Bombay Bicycle Club has been around for five years now. Its fourth album So Long, See You Tomorrow releases next week and sees it come on a wave of huge promotion and expectation. It’s hard to think of another young British band signed to a major label that courts the attention of teenage orientated pop radio stations, hipster-driven credible music channels, and even middle-of-the road 40+ music media the way that Bombay Bicycle Club does. It has a lot to do with the band’s ability to construct melodies built around loops, matched with offbeat rhythms that often incorporate soaring strings sonically strung to shine. They know how to make adult pop songs, and that makes them an irresistible British music phenomena.
It’s difficult to think of another indie guitar band that has the backing of a label president the way Island Records’ Darcus Beese has granted Bombay Bicycle Club the freedom to try what they like. Even their manager, Jason Marcus, has been with the band since seeing their first gig in their school assembly hall, and encouraged them to finish college before leaping into the music business full-time. They are a rare example of a modern band that has been nurtured and developed by the British music industry in exactly the way all credible artists should be, but a lot of that direction comes from the intelligence of the band itself. This is a proper act with a long-term vision, not a band that simply exists to provide more of the same. None of their albums sound identical, yet their work never feels dishearteningly unfamiliar.

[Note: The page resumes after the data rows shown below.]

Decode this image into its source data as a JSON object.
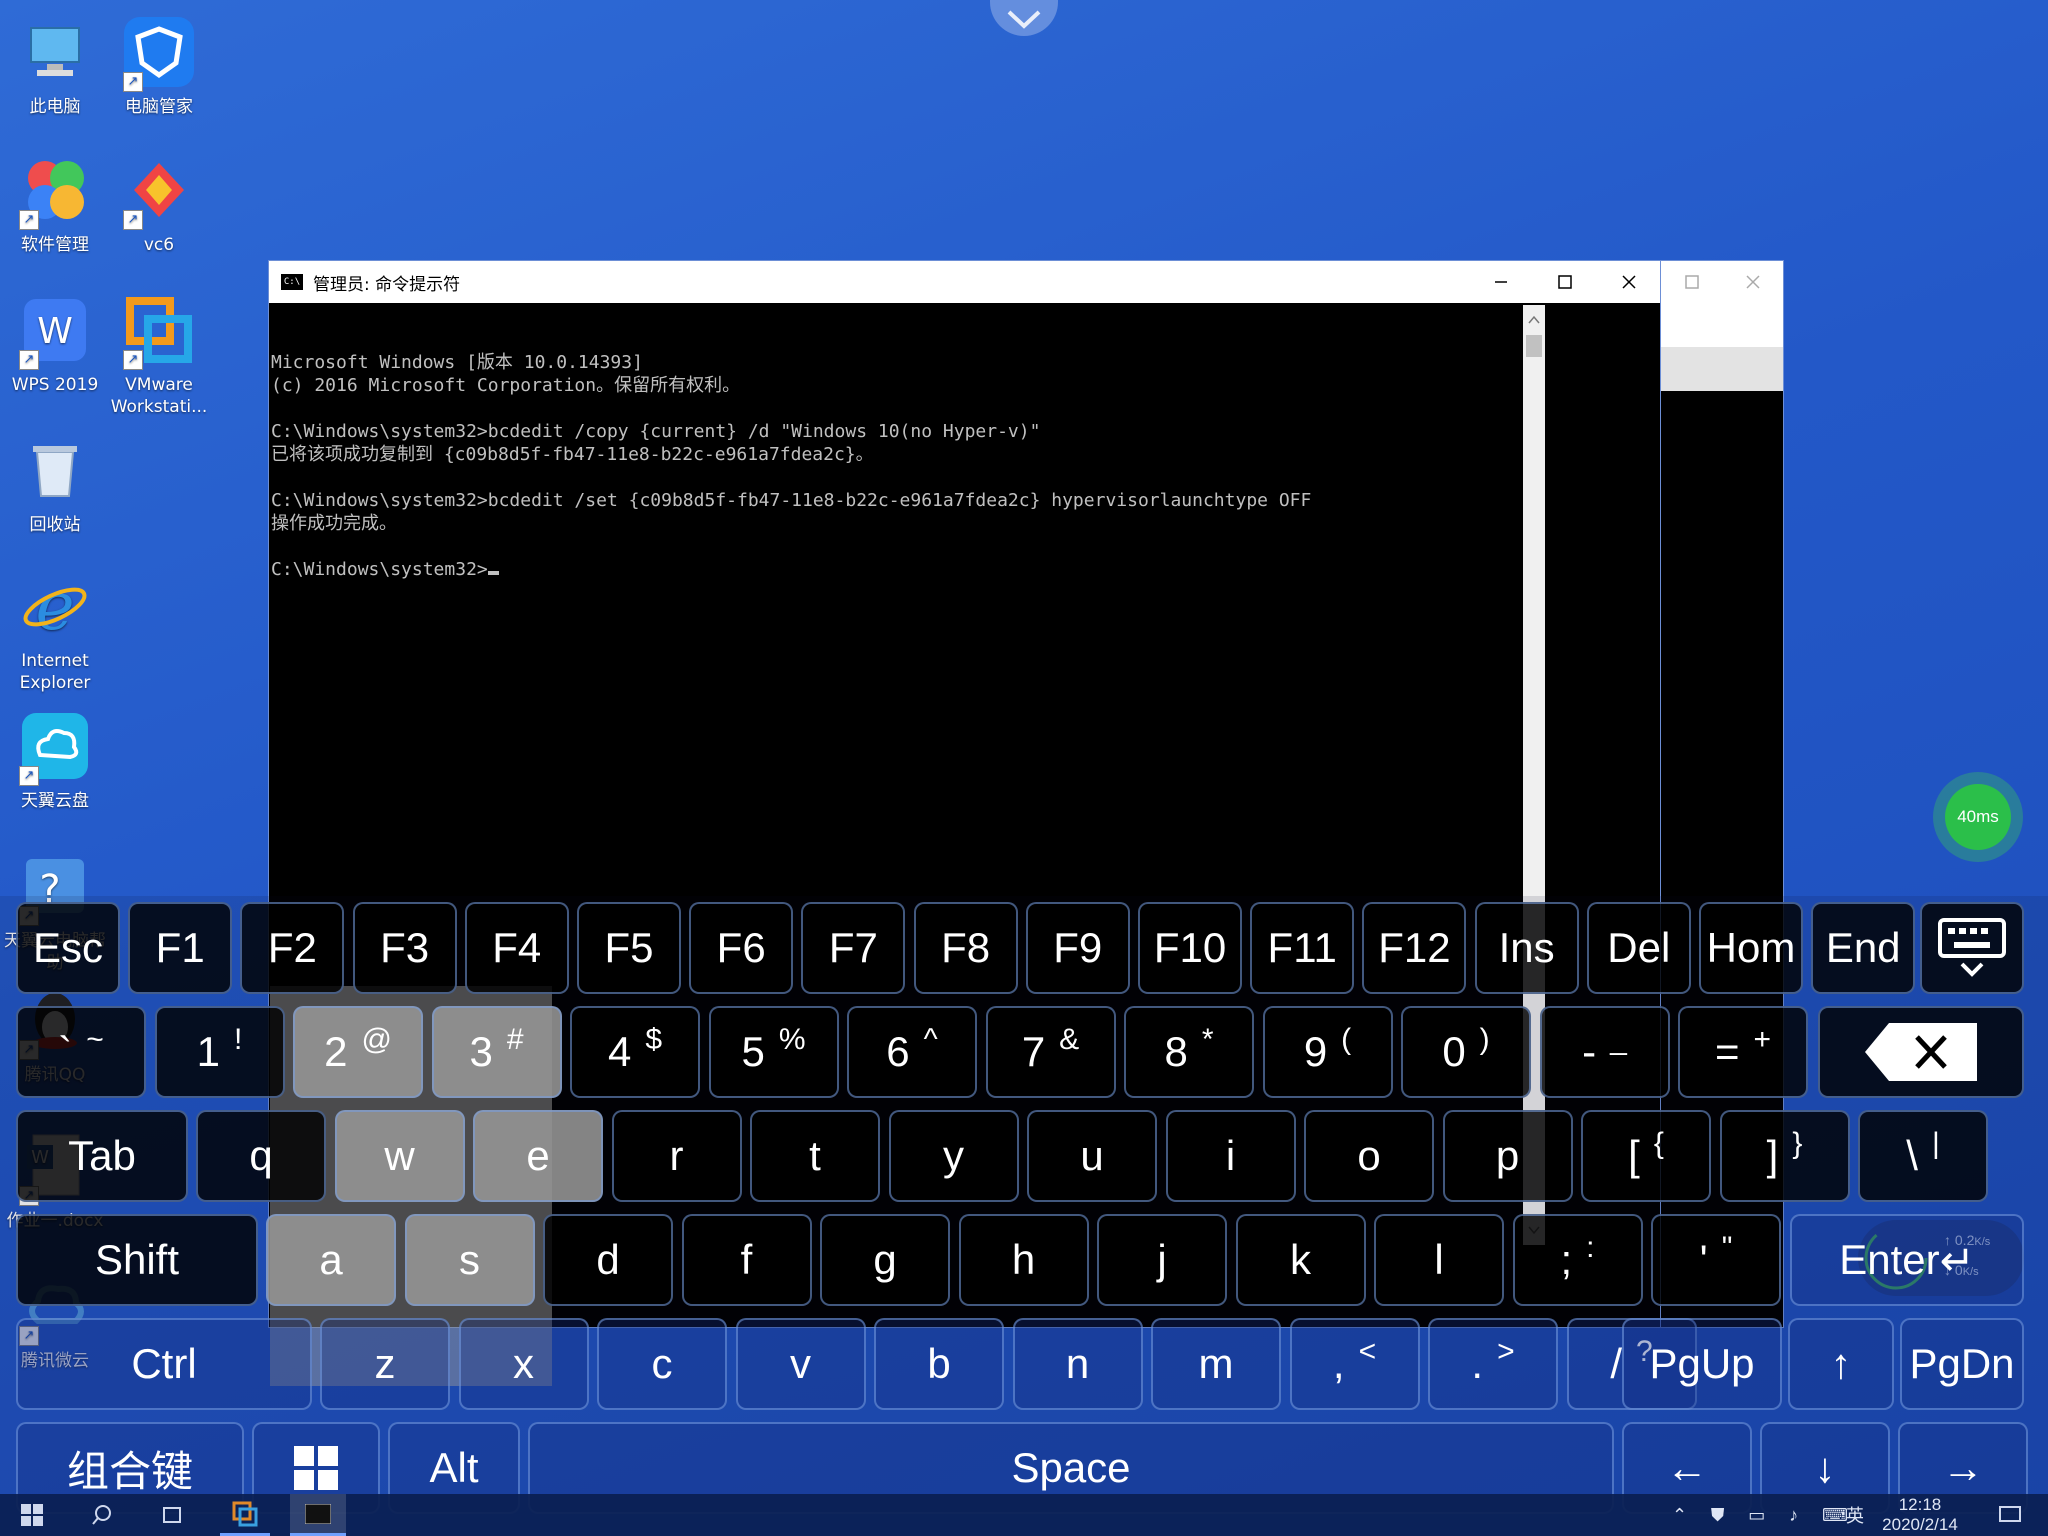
{
  "desktop": {
    "icons": [
      {
        "label": "此电脑"
      },
      {
        "label": "电脑管家"
      },
      {
        "label": "软件管理"
      },
      {
        "label": "vc6"
      },
      {
        "label": "WPS 2019"
      },
      {
        "label": "VMware Workstati..."
      },
      {
        "label": "回收站"
      },
      {
        "label": "Internet Explorer"
      },
      {
        "label": "天翼云盘"
      },
      {
        "label": "天翼云电脑帮助"
      },
      {
        "label": "腾讯QQ"
      },
      {
        "label": "作业一.docx"
      },
      {
        "label": "腾讯微云"
      }
    ]
  },
  "cmd_window": {
    "title": "管理员: 命令提示符",
    "lines": [
      "Microsoft Windows [版本 10.0.14393]",
      "(c) 2016 Microsoft Corporation。保留所有权利。",
      "",
      "C:\\Windows\\system32>bcdedit /copy {current} /d \"Windows 10(no Hyper-v)\"",
      "已将该项成功复制到 {c09b8d5f-fb47-11e8-b22c-e961a7fdea2c}。",
      "",
      "C:\\Windows\\system32>bcdedit /set {c09b8d5f-fb47-11e8-b22c-e961a7fdea2c} hypervisorlaunchtype OFF",
      "操作成功完成。",
      ""
    ],
    "prompt": "C:\\Windows\\system32>"
  },
  "ping": {
    "label": "40ms"
  },
  "network": {
    "up": "0.2",
    "up_unit": "K/s",
    "down": "0",
    "down_unit": "K/s"
  },
  "keyboard": {
    "row1": [
      "Esc",
      "F1",
      "F2",
      "F3",
      "F4",
      "F5",
      "F6",
      "F7",
      "F8",
      "F9",
      "F10",
      "F11",
      "F12",
      "Ins",
      "Del",
      "Hom",
      "End"
    ],
    "row2": [
      [
        "`",
        "~"
      ],
      [
        "1",
        "!"
      ],
      [
        "2",
        "@"
      ],
      [
        "3",
        "#"
      ],
      [
        "4",
        "$"
      ],
      [
        "5",
        "%"
      ],
      [
        "6",
        "^"
      ],
      [
        "7",
        "&"
      ],
      [
        "8",
        "*"
      ],
      [
        "9",
        "("
      ],
      [
        "0",
        ")"
      ],
      [
        "-",
        "_"
      ],
      [
        "=",
        "+"
      ]
    ],
    "row3_tab": "Tab",
    "row3": [
      [
        "q",
        ""
      ],
      [
        "w",
        ""
      ],
      [
        "e",
        ""
      ],
      [
        "r",
        ""
      ],
      [
        "t",
        ""
      ],
      [
        "y",
        ""
      ],
      [
        "u",
        ""
      ],
      [
        "i",
        ""
      ],
      [
        "o",
        ""
      ],
      [
        "p",
        ""
      ],
      [
        "[",
        "{"
      ],
      [
        "]",
        "}"
      ],
      [
        "\\",
        "|"
      ]
    ],
    "row4_shift": "Shift",
    "row4": [
      [
        "a",
        ""
      ],
      [
        "s",
        ""
      ],
      [
        "d",
        ""
      ],
      [
        "f",
        ""
      ],
      [
        "g",
        ""
      ],
      [
        "h",
        ""
      ],
      [
        "j",
        ""
      ],
      [
        "k",
        ""
      ],
      [
        "l",
        ""
      ],
      [
        ";",
        ":"
      ],
      [
        "'",
        "\""
      ]
    ],
    "row4_enter": "Enter",
    "row5_ctrl": "Ctrl",
    "row5": [
      [
        "z",
        ""
      ],
      [
        "x",
        ""
      ],
      [
        "c",
        ""
      ],
      [
        "v",
        ""
      ],
      [
        "b",
        ""
      ],
      [
        "n",
        ""
      ],
      [
        "m",
        ""
      ],
      [
        ",",
        "<"
      ],
      [
        ".",
        ">"
      ],
      [
        "/",
        "?"
      ]
    ],
    "pgup": "PgUp",
    "up_arrow": "↑",
    "pgdn": "PgDn",
    "combo": "组合键",
    "alt": "Alt",
    "space": "Space",
    "left_arrow": "←",
    "down_arrow": "↓",
    "right_arrow": "→"
  },
  "taskbar": {
    "ime": "英",
    "time": "12:18",
    "date": "2020/2/14"
  }
}
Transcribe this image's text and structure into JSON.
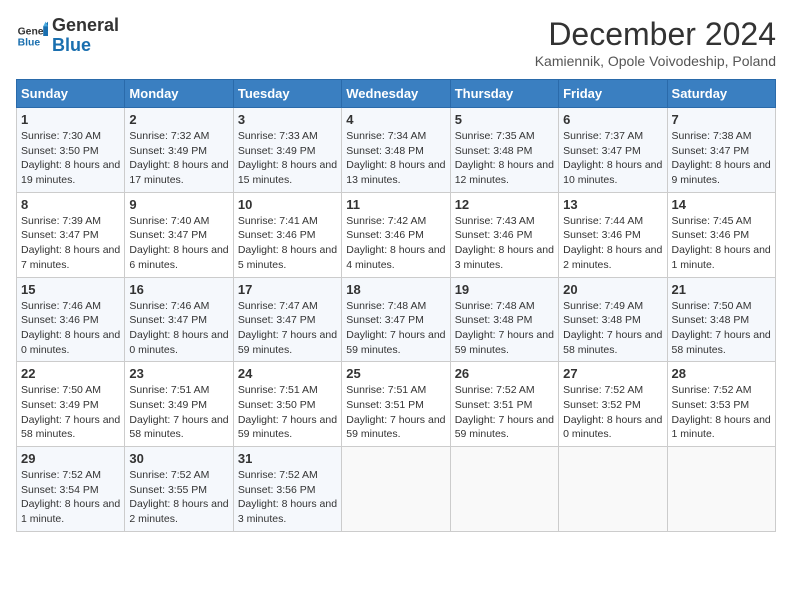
{
  "header": {
    "logo_general": "General",
    "logo_blue": "Blue",
    "title": "December 2024",
    "subtitle": "Kamiennik, Opole Voivodeship, Poland"
  },
  "calendar": {
    "headers": [
      "Sunday",
      "Monday",
      "Tuesday",
      "Wednesday",
      "Thursday",
      "Friday",
      "Saturday"
    ],
    "weeks": [
      [
        {
          "day": "1",
          "info": "Sunrise: 7:30 AM\nSunset: 3:50 PM\nDaylight: 8 hours and 19 minutes."
        },
        {
          "day": "2",
          "info": "Sunrise: 7:32 AM\nSunset: 3:49 PM\nDaylight: 8 hours and 17 minutes."
        },
        {
          "day": "3",
          "info": "Sunrise: 7:33 AM\nSunset: 3:49 PM\nDaylight: 8 hours and 15 minutes."
        },
        {
          "day": "4",
          "info": "Sunrise: 7:34 AM\nSunset: 3:48 PM\nDaylight: 8 hours and 13 minutes."
        },
        {
          "day": "5",
          "info": "Sunrise: 7:35 AM\nSunset: 3:48 PM\nDaylight: 8 hours and 12 minutes."
        },
        {
          "day": "6",
          "info": "Sunrise: 7:37 AM\nSunset: 3:47 PM\nDaylight: 8 hours and 10 minutes."
        },
        {
          "day": "7",
          "info": "Sunrise: 7:38 AM\nSunset: 3:47 PM\nDaylight: 8 hours and 9 minutes."
        }
      ],
      [
        {
          "day": "8",
          "info": "Sunrise: 7:39 AM\nSunset: 3:47 PM\nDaylight: 8 hours and 7 minutes."
        },
        {
          "day": "9",
          "info": "Sunrise: 7:40 AM\nSunset: 3:47 PM\nDaylight: 8 hours and 6 minutes."
        },
        {
          "day": "10",
          "info": "Sunrise: 7:41 AM\nSunset: 3:46 PM\nDaylight: 8 hours and 5 minutes."
        },
        {
          "day": "11",
          "info": "Sunrise: 7:42 AM\nSunset: 3:46 PM\nDaylight: 8 hours and 4 minutes."
        },
        {
          "day": "12",
          "info": "Sunrise: 7:43 AM\nSunset: 3:46 PM\nDaylight: 8 hours and 3 minutes."
        },
        {
          "day": "13",
          "info": "Sunrise: 7:44 AM\nSunset: 3:46 PM\nDaylight: 8 hours and 2 minutes."
        },
        {
          "day": "14",
          "info": "Sunrise: 7:45 AM\nSunset: 3:46 PM\nDaylight: 8 hours and 1 minute."
        }
      ],
      [
        {
          "day": "15",
          "info": "Sunrise: 7:46 AM\nSunset: 3:46 PM\nDaylight: 8 hours and 0 minutes."
        },
        {
          "day": "16",
          "info": "Sunrise: 7:46 AM\nSunset: 3:47 PM\nDaylight: 8 hours and 0 minutes."
        },
        {
          "day": "17",
          "info": "Sunrise: 7:47 AM\nSunset: 3:47 PM\nDaylight: 7 hours and 59 minutes."
        },
        {
          "day": "18",
          "info": "Sunrise: 7:48 AM\nSunset: 3:47 PM\nDaylight: 7 hours and 59 minutes."
        },
        {
          "day": "19",
          "info": "Sunrise: 7:48 AM\nSunset: 3:48 PM\nDaylight: 7 hours and 59 minutes."
        },
        {
          "day": "20",
          "info": "Sunrise: 7:49 AM\nSunset: 3:48 PM\nDaylight: 7 hours and 58 minutes."
        },
        {
          "day": "21",
          "info": "Sunrise: 7:50 AM\nSunset: 3:48 PM\nDaylight: 7 hours and 58 minutes."
        }
      ],
      [
        {
          "day": "22",
          "info": "Sunrise: 7:50 AM\nSunset: 3:49 PM\nDaylight: 7 hours and 58 minutes."
        },
        {
          "day": "23",
          "info": "Sunrise: 7:51 AM\nSunset: 3:49 PM\nDaylight: 7 hours and 58 minutes."
        },
        {
          "day": "24",
          "info": "Sunrise: 7:51 AM\nSunset: 3:50 PM\nDaylight: 7 hours and 59 minutes."
        },
        {
          "day": "25",
          "info": "Sunrise: 7:51 AM\nSunset: 3:51 PM\nDaylight: 7 hours and 59 minutes."
        },
        {
          "day": "26",
          "info": "Sunrise: 7:52 AM\nSunset: 3:51 PM\nDaylight: 7 hours and 59 minutes."
        },
        {
          "day": "27",
          "info": "Sunrise: 7:52 AM\nSunset: 3:52 PM\nDaylight: 8 hours and 0 minutes."
        },
        {
          "day": "28",
          "info": "Sunrise: 7:52 AM\nSunset: 3:53 PM\nDaylight: 8 hours and 1 minute."
        }
      ],
      [
        {
          "day": "29",
          "info": "Sunrise: 7:52 AM\nSunset: 3:54 PM\nDaylight: 8 hours and 1 minute."
        },
        {
          "day": "30",
          "info": "Sunrise: 7:52 AM\nSunset: 3:55 PM\nDaylight: 8 hours and 2 minutes."
        },
        {
          "day": "31",
          "info": "Sunrise: 7:52 AM\nSunset: 3:56 PM\nDaylight: 8 hours and 3 minutes."
        },
        null,
        null,
        null,
        null
      ]
    ]
  }
}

This is why every new Bombay Bicycle Club album is an exciting release.
Featuring lovely vocal contributions of Lancashire lass Rae Morris, Luna is dreamy in all the right ways, though, its synchronised swimming music video will always be a naff idea unless you can hire someone like Spike Jonze to helm, which they obliviously couldn’t.